Once more, print the records exactly as given.
(Input Opens)
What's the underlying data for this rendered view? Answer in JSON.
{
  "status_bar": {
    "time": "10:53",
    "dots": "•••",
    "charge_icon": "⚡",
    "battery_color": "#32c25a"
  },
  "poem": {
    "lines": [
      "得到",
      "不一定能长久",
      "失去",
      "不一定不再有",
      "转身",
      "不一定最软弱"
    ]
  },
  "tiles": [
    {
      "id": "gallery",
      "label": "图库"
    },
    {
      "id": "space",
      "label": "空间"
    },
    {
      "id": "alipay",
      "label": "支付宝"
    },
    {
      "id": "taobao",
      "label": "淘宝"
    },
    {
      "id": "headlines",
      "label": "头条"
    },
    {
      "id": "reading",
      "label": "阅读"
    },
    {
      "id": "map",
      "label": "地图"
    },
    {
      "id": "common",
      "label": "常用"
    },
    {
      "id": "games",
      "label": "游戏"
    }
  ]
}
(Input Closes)
» **Answer box**:
What's the underlying data for this rendered view? Answer in JSON.
{
  "status_bar": {
    "time": "10:53",
    "dots": "•••",
    "charge_icon": "⚡",
    "battery_color": "#32c25a"
  },
  "poem": {
    "lines": [
      "得到",
      "不一定能长久",
      "失去",
      "不一定不再有",
      "转身",
      "不一定最软弱"
    ]
  },
  "tiles": [
    {
      "id": "gallery",
      "label": "图库"
    },
    {
      "id": "space",
      "label": "空间"
    },
    {
      "id": "alipay",
      "label": "支付宝"
    },
    {
      "id": "taobao",
      "label": "淘宝"
    },
    {
      "id": "headlines",
      "label": "头条"
    },
    {
      "id": "reading",
      "label": "阅读"
    },
    {
      "id": "map",
      "label": "地图"
    },
    {
      "id": "common",
      "label": "常用"
    },
    {
      "id": "games",
      "label": "游戏"
    }
  ]
}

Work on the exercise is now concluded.